The most interesting parallels are those between Elizabeth of York and the other Queen of Hearts Diana, both tall drop-dead gorgeous blondes, both married to men considerably older than themselves,both more popular than their royal spouses, both having to contend with the other woman who had more influnce over their respective spouses, one the mistress, the other the mother-in-law from hell, both having to contend with the dislike of very partisan members within the Court, both associated with charitable works, both dying at around the same age in dubious circumstances, both nationally and publicly mourned, both given lavish and very public funerals and both the recipients of eloquent elegys one by Sir Elton and the other by Sir Thomas More.

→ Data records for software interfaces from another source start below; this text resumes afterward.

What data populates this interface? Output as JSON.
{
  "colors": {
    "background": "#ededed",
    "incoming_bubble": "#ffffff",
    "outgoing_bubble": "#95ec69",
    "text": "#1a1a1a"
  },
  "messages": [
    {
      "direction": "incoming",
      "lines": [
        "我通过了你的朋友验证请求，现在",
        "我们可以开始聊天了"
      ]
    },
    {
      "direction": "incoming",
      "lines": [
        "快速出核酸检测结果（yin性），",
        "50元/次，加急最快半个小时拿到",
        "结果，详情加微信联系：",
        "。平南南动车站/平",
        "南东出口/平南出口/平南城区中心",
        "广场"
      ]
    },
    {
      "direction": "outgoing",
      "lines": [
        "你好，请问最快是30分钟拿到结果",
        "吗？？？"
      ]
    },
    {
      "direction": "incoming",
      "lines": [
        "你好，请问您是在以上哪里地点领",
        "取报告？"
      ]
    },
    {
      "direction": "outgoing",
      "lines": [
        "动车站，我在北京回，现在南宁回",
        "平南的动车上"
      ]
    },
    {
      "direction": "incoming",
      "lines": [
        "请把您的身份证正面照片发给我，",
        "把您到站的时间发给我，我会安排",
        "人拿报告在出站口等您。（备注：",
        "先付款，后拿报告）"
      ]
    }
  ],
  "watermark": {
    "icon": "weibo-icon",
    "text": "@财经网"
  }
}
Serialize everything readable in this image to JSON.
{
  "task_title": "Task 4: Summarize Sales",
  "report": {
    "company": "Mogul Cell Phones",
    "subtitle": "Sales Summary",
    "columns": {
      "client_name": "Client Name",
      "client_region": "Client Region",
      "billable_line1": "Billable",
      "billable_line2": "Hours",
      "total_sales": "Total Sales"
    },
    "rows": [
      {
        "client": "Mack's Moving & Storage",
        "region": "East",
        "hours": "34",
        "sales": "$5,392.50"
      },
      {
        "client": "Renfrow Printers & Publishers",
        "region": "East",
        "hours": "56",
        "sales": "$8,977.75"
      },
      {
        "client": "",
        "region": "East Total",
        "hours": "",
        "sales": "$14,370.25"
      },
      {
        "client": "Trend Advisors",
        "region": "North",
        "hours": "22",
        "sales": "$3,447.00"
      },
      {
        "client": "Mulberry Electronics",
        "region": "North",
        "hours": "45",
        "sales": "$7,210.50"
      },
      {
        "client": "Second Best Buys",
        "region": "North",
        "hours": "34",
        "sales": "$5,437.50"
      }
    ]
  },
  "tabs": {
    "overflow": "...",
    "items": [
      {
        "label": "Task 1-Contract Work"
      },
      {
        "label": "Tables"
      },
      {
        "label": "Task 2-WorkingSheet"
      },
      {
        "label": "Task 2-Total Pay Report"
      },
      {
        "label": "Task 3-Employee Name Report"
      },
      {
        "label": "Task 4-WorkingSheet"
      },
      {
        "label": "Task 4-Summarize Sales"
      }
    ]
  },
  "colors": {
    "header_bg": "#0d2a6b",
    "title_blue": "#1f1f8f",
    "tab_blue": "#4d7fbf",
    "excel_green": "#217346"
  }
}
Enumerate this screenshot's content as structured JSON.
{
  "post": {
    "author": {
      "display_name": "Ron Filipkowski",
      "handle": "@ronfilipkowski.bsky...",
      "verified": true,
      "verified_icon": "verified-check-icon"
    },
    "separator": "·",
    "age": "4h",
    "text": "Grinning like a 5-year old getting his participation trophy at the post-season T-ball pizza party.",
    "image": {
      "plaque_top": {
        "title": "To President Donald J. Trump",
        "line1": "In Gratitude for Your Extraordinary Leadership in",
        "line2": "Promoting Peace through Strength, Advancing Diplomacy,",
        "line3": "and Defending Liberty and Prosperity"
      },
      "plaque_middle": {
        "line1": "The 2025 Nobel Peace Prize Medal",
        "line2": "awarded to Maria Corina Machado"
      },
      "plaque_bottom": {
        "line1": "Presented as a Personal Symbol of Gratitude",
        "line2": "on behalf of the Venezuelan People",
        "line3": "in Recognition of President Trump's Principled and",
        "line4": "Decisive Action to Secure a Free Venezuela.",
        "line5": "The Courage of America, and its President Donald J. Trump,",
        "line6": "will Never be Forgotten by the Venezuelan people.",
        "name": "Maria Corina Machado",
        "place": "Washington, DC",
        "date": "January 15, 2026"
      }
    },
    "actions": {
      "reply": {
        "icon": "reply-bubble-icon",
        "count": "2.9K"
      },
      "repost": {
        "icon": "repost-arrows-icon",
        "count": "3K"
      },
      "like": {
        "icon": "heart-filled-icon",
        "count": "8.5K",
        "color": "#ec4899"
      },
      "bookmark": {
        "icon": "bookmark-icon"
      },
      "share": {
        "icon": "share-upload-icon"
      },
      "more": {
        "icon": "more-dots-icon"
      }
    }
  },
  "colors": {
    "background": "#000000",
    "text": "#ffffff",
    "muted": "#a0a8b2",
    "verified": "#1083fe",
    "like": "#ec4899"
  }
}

Why Elizabeth, well she was the person who excited my curiosity the most - I felt she was the one who might hold the key to the mysteries so that's the route I went down and I'm glad that I did. Having no brief for either Richard or Henry and no preference/prejudice I feel I've been able to take a more objective appraisal than some. Going by the Conan Doyle method logical and psychological assessment of data and a knowledge of law has helped but it hasn't been easy with so many entrenched views and so much extreme partisan attitudes and prejudice who aren't going to like one herectical view; that it is possible to feel sorry for both men or the other in which I feel what was really going on in 1483 was an unfunny version of 'Kind Hearts and Coronets' with Richard not the villain but one of the intended victims on the real wicked uncle's hit list.

Supreme irony If I hadn't missed the last episode of the 'The Franchise Affair'- no I-player then - I wouldn't have gone to the library looking for the novels of Tey. And where is the library and my home? Within walking distance of the site and memorial of a very famous battle which accounts for why so many local roads one of which is Gloucester, some blocks of flats and even an office block are named after people and battles of the period. In fact I have spent most
of my life surrounded by the War of the Roses, even my old school having a rose logo named after QE1, so I suppose the moment I picked up DOT the outcome was inevitable. Where do I live? Barnet!

Brian Wainwright said...

The other day I found, at long last, a break down of all the coats of arms in Warwick's extensive coats. And one of them was WYDEVILLE.

What the connection was I do not know, but I am about to ask. Your mention of Warwick's distaste for the breed provokes my curiousity...